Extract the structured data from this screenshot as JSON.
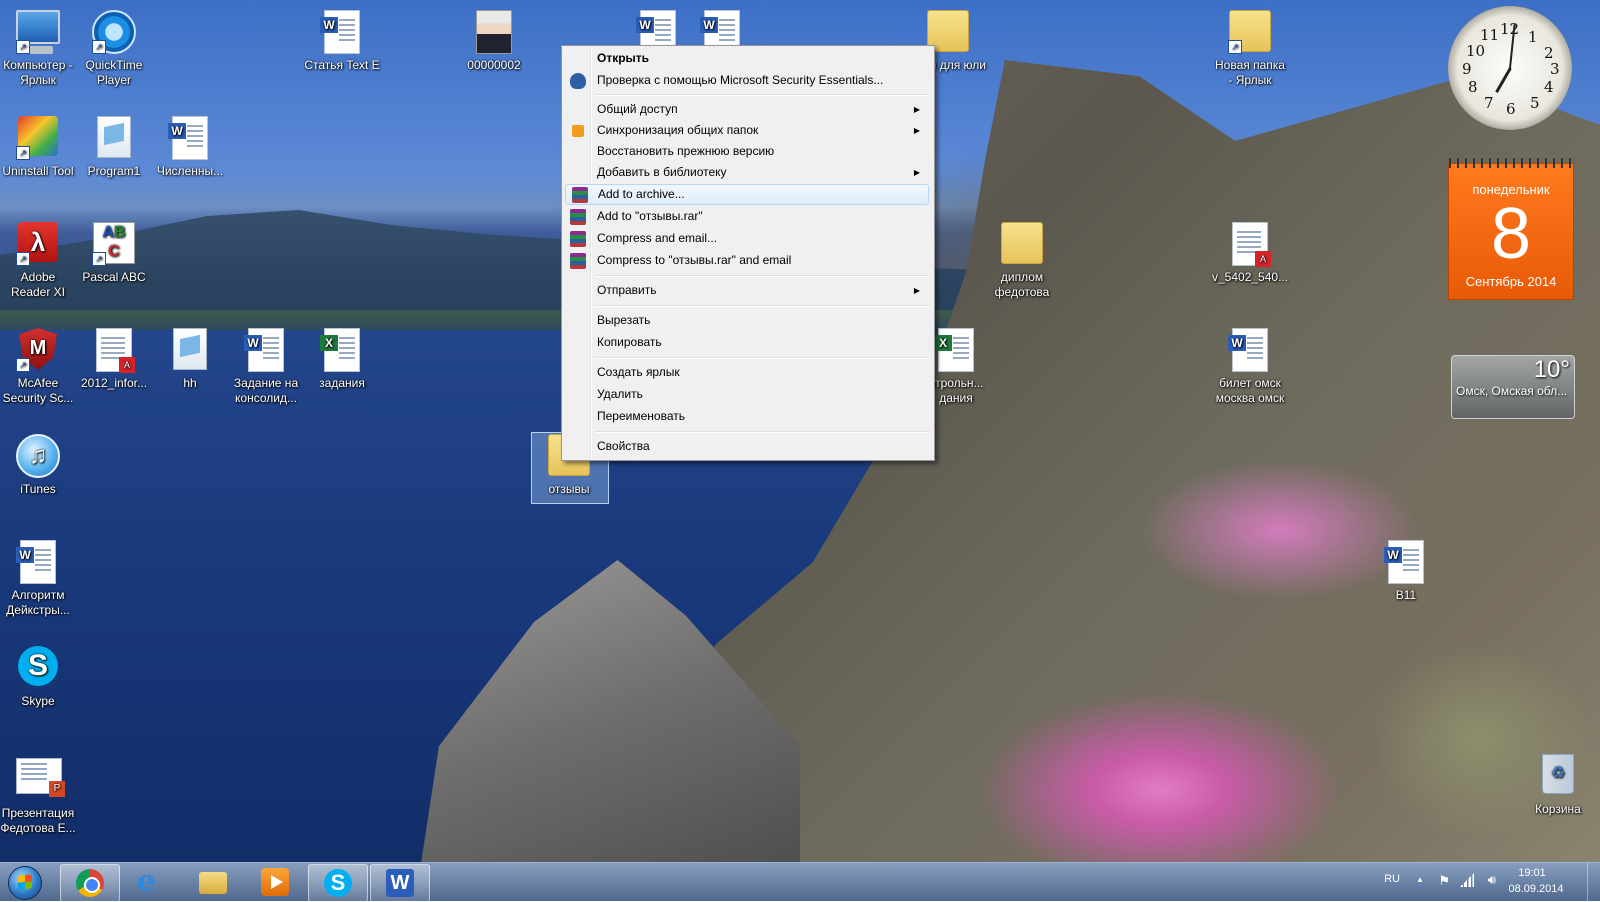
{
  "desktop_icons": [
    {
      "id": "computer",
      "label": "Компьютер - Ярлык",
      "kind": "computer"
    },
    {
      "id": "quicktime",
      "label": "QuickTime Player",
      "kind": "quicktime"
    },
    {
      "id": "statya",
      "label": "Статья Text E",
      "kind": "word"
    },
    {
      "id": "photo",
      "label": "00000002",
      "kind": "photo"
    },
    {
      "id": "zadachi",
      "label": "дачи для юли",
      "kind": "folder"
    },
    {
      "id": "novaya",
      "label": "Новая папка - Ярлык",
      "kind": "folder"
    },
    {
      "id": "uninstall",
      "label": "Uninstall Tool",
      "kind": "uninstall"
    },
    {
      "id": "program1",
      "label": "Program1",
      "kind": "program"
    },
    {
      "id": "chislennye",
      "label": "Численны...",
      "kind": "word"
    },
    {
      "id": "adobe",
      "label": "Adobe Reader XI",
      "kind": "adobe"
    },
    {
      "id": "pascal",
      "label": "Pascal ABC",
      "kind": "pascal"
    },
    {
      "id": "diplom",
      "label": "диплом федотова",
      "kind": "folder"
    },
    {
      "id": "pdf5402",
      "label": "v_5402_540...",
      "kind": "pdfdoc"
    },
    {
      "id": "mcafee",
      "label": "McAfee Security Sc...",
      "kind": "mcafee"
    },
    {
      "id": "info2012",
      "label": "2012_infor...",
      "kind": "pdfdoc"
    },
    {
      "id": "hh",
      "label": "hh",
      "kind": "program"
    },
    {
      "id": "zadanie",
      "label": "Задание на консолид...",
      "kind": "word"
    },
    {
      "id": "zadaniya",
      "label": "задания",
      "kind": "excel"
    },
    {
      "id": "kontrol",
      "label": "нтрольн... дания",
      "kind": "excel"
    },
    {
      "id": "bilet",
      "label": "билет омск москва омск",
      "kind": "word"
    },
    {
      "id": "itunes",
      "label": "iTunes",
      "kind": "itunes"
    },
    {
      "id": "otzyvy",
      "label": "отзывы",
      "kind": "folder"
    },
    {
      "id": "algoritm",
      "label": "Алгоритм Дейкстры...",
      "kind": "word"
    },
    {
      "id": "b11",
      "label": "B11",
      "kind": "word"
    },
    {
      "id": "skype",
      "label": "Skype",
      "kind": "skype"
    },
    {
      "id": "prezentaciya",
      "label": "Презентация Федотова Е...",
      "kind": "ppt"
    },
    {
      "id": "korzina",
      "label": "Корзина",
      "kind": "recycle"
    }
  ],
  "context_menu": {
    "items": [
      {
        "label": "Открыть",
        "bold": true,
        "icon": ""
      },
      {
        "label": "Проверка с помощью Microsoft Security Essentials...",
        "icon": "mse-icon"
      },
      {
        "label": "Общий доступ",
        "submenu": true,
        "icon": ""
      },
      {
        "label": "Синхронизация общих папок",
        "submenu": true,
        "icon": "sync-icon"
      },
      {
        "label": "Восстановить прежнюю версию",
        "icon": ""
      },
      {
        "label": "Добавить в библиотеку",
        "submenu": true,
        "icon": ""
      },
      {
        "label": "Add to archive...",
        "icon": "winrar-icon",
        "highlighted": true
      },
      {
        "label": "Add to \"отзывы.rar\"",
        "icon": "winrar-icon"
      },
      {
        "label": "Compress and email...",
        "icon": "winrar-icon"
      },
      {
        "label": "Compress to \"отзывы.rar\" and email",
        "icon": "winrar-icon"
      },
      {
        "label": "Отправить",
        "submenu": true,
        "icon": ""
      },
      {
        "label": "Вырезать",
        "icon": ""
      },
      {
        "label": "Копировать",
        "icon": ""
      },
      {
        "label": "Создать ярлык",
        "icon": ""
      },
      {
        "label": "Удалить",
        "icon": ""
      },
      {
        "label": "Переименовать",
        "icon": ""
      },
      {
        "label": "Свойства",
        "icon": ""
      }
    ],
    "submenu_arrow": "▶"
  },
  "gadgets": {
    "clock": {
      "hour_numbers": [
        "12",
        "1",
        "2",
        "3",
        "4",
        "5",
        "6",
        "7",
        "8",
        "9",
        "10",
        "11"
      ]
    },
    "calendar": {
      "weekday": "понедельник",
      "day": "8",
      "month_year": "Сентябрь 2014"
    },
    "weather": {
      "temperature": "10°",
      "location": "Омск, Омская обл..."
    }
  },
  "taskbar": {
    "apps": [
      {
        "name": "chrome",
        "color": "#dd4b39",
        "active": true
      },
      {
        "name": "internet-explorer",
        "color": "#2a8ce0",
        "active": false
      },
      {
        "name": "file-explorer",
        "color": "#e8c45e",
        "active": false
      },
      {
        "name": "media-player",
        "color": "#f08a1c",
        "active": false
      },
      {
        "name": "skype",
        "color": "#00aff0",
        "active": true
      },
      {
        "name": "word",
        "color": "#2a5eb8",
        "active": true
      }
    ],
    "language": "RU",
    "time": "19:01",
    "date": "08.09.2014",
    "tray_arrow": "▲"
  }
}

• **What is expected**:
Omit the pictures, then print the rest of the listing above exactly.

• **Exercise solution**:
Extract the structured data from this screenshot as JSON.
{
  "desktop_icons": [
    {
      "id": "computer",
      "label": "Компьютер - Ярлык",
      "kind": "computer"
    },
    {
      "id": "quicktime",
      "label": "QuickTime Player",
      "kind": "quicktime"
    },
    {
      "id": "statya",
      "label": "Статья Text E",
      "kind": "word"
    },
    {
      "id": "photo",
      "label": "00000002",
      "kind": "photo"
    },
    {
      "id": "zadachi",
      "label": "дачи для юли",
      "kind": "folder"
    },
    {
      "id": "novaya",
      "label": "Новая папка - Ярлык",
      "kind": "folder"
    },
    {
      "id": "uninstall",
      "label": "Uninstall Tool",
      "kind": "uninstall"
    },
    {
      "id": "program1",
      "label": "Program1",
      "kind": "program"
    },
    {
      "id": "chislennye",
      "label": "Численны...",
      "kind": "word"
    },
    {
      "id": "adobe",
      "label": "Adobe Reader XI",
      "kind": "adobe"
    },
    {
      "id": "pascal",
      "label": "Pascal ABC",
      "kind": "pascal"
    },
    {
      "id": "diplom",
      "label": "диплом федотова",
      "kind": "folder"
    },
    {
      "id": "pdf5402",
      "label": "v_5402_540...",
      "kind": "pdfdoc"
    },
    {
      "id": "mcafee",
      "label": "McAfee Security Sc...",
      "kind": "mcafee"
    },
    {
      "id": "info2012",
      "label": "2012_infor...",
      "kind": "pdfdoc"
    },
    {
      "id": "hh",
      "label": "hh",
      "kind": "program"
    },
    {
      "id": "zadanie",
      "label": "Задание на консолид...",
      "kind": "word"
    },
    {
      "id": "zadaniya",
      "label": "задания",
      "kind": "excel"
    },
    {
      "id": "kontrol",
      "label": "нтрольн... дания",
      "kind": "excel"
    },
    {
      "id": "bilet",
      "label": "билет омск москва омск",
      "kind": "word"
    },
    {
      "id": "itunes",
      "label": "iTunes",
      "kind": "itunes"
    },
    {
      "id": "otzyvy",
      "label": "отзывы",
      "kind": "folder"
    },
    {
      "id": "algoritm",
      "label": "Алгоритм Дейкстры...",
      "kind": "word"
    },
    {
      "id": "b11",
      "label": "B11",
      "kind": "word"
    },
    {
      "id": "skype",
      "label": "Skype",
      "kind": "skype"
    },
    {
      "id": "prezentaciya",
      "label": "Презентация Федотова Е...",
      "kind": "ppt"
    },
    {
      "id": "korzina",
      "label": "Корзина",
      "kind": "recycle"
    }
  ],
  "context_menu": {
    "items": [
      {
        "label": "Открыть",
        "bold": true,
        "icon": ""
      },
      {
        "label": "Проверка с помощью Microsoft Security Essentials...",
        "icon": "mse-icon"
      },
      {
        "label": "Общий доступ",
        "submenu": true,
        "icon": ""
      },
      {
        "label": "Синхронизация общих папок",
        "submenu": true,
        "icon": "sync-icon"
      },
      {
        "label": "Восстановить прежнюю версию",
        "icon": ""
      },
      {
        "label": "Добавить в библиотеку",
        "submenu": true,
        "icon": ""
      },
      {
        "label": "Add to archive...",
        "icon": "winrar-icon",
        "highlighted": true
      },
      {
        "label": "Add to \"отзывы.rar\"",
        "icon": "winrar-icon"
      },
      {
        "label": "Compress and email...",
        "icon": "winrar-icon"
      },
      {
        "label": "Compress to \"отзывы.rar\" and email",
        "icon": "winrar-icon"
      },
      {
        "label": "Отправить",
        "submenu": true,
        "icon": ""
      },
      {
        "label": "Вырезать",
        "icon": ""
      },
      {
        "label": "Копировать",
        "icon": ""
      },
      {
        "label": "Создать ярлык",
        "icon": ""
      },
      {
        "label": "Удалить",
        "icon": ""
      },
      {
        "label": "Переименовать",
        "icon": ""
      },
      {
        "label": "Свойства",
        "icon": ""
      }
    ],
    "submenu_arrow": "▶"
  },
  "gadgets": {
    "clock": {
      "hour_numbers": [
        "12",
        "1",
        "2",
        "3",
        "4",
        "5",
        "6",
        "7",
        "8",
        "9",
        "10",
        "11"
      ]
    },
    "calendar": {
      "weekday": "понедельник",
      "day": "8",
      "month_year": "Сентябрь 2014"
    },
    "weather": {
      "temperature": "10°",
      "location": "Омск, Омская обл..."
    }
  },
  "taskbar": {
    "apps": [
      {
        "name": "chrome",
        "color": "#dd4b39",
        "active": true
      },
      {
        "name": "internet-explorer",
        "color": "#2a8ce0",
        "active": false
      },
      {
        "name": "file-explorer",
        "color": "#e8c45e",
        "active": false
      },
      {
        "name": "media-player",
        "color": "#f08a1c",
        "active": false
      },
      {
        "name": "skype",
        "color": "#00aff0",
        "active": true
      },
      {
        "name": "word",
        "color": "#2a5eb8",
        "active": true
      }
    ],
    "language": "RU",
    "time": "19:01",
    "date": "08.09.2014",
    "tray_arrow": "▲"
  }
}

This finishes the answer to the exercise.